"We are now producing in mass the Xbox One console," Mr. Mehdi said during an appearance at the Citi Global Technology Conference. "We recently just went into full production ... This will be the biggest launch we've ever done by a wide margin in terms of units shipped at launch."
Mehdi didn't directly address many of the questions that surround the Xbox One these days.
While Sony has announced staggering preorder sales of its PlayStation 4 console of 1 million units, Mehdi only noted nebulously that the Xbox One preorders had sold out, without revealing how many units that entails. And where Sony has established November 15, 2013, as its PlayStation 4 release date, Microsoft has yet to reveal when it will ship Xbox One to customers. "We're on track for launch this November," Mehdi said. "We will announce the launch date shortly"
UPDATE: He wasn't kidding. Microsoft announced on Wednesday that the Xbox One would ship on November 22, 2013.
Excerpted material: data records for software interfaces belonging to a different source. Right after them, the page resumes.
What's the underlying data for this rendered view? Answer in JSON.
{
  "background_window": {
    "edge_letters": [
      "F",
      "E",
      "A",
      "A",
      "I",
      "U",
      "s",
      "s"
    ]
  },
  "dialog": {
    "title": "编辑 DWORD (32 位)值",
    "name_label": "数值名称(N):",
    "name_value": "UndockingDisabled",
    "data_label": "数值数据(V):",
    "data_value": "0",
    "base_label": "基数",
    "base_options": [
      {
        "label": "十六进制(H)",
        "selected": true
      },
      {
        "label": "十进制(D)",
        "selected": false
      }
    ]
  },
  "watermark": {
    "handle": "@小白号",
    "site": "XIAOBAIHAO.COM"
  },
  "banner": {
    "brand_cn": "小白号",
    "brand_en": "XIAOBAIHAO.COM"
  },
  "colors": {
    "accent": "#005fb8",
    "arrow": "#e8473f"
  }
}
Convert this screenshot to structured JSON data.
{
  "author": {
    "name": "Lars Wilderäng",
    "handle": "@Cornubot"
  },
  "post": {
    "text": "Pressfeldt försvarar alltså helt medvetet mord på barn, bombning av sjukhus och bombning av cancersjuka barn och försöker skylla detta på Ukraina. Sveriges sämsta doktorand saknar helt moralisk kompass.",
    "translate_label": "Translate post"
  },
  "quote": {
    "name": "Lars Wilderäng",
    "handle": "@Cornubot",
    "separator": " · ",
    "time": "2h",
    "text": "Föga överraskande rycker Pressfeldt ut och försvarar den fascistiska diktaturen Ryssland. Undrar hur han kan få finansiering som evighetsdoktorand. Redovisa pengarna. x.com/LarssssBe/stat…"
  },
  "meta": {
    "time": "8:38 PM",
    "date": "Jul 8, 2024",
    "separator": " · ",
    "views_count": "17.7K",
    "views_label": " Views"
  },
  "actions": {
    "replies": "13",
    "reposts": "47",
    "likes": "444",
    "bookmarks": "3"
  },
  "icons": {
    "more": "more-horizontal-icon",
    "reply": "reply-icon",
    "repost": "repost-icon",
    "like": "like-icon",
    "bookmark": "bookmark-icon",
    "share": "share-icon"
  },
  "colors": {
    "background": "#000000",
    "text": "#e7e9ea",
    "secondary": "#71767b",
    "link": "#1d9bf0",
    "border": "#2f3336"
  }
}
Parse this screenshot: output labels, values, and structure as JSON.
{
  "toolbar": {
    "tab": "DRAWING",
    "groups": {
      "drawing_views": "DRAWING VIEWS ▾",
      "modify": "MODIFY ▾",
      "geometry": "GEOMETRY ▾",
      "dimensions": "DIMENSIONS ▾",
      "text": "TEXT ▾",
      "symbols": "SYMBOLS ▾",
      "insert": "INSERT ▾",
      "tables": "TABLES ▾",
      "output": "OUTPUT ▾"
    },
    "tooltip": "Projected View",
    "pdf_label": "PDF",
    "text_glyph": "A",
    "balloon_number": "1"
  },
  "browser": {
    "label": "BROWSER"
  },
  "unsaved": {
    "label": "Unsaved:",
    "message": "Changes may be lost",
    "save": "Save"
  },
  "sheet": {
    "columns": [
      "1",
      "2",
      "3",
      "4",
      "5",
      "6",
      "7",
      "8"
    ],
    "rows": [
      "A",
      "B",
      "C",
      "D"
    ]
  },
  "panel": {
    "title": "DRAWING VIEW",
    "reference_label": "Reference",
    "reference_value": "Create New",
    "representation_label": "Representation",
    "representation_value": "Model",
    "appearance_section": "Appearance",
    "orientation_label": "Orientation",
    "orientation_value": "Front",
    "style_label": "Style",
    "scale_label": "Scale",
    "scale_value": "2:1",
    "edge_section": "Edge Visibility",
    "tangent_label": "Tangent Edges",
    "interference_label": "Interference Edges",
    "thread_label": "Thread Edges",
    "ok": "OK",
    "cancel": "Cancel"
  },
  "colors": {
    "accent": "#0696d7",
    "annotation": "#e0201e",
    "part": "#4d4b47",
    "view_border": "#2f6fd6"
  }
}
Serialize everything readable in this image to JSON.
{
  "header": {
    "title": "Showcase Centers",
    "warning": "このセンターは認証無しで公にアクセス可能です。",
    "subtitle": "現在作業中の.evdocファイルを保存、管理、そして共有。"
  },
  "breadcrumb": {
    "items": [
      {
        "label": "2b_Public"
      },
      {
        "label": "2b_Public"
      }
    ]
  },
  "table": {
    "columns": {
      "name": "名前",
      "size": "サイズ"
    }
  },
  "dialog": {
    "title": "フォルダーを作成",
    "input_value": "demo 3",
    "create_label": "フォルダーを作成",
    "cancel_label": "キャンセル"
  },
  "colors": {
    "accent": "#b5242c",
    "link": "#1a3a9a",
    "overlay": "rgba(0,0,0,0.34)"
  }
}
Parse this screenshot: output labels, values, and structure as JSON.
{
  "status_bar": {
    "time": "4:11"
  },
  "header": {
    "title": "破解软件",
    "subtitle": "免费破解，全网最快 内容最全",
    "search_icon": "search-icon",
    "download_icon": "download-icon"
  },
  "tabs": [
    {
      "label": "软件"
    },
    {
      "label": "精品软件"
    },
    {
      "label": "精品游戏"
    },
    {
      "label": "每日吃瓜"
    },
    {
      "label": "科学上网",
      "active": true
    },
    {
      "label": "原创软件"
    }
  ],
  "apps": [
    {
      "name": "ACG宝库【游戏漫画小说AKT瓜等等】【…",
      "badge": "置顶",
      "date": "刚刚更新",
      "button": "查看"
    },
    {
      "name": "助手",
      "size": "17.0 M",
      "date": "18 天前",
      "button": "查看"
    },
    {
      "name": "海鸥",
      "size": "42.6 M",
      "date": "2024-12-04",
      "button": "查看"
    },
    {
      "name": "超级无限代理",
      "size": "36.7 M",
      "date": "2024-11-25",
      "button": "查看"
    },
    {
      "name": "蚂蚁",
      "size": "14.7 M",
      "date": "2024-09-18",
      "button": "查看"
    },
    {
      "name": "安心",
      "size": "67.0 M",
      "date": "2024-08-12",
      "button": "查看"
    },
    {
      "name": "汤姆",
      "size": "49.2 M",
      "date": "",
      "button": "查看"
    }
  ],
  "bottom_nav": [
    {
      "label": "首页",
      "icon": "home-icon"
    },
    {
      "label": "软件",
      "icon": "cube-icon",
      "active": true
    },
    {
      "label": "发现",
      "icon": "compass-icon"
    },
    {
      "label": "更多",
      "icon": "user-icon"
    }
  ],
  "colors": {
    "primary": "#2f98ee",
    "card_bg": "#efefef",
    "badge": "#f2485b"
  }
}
When asked about the Xbox One's $500 price tag—a full $100 higher than that of the Sony PlayStation 4—Mehdi said that the prices of the two consoles were actually "pretty comparable," but didn't explain why that was so. (A PlayStation 4 customer who also purchases the separate PlayStation Camera, which is similar to the Kinect that Microsoft bundles with Xbox One, would pay a total of about $460.)
Mehdi also addressed a central issue to console production: The company has never made money selling the actual devices. But this time around, Microsoft hopes to change that.
"We're looking to be break-even or low margin at worse on hardware," he said of the Xbox One. "We make money selling additional games, services, and other capabilities on top. And as we can cost-reduce our box as we've done with the Xbox 360, we'll do that to continue to price reduce and get even more competitive with our offering."
He also revealed a minor technical change: Microsoft slightly bumped up the graphics processing of the Xbox One at the last minute, pushing its GPU to 1.5GHz. It's unclear how this change will really impact the system, although Mehdi spoke vaguely about games that look "pretty incredible."
Microsoft's central vision for the Xbox One, of course, is a continuation of its PC, tablet, and phone user experiences to the living room, and a deep level of integration between these device types. And he says that the market for the current-generation devices—Xbox 360, PlayStation 3, and Nintendo Wii—is about 300 million units, with the next-generation consoles growing the market from there.
"The world for gaming is growing," he said. "It's the fastest-growing segment of all of entertainment in terms of our views as well as dollars spent. And we think that that is going to continue to grow in this generation."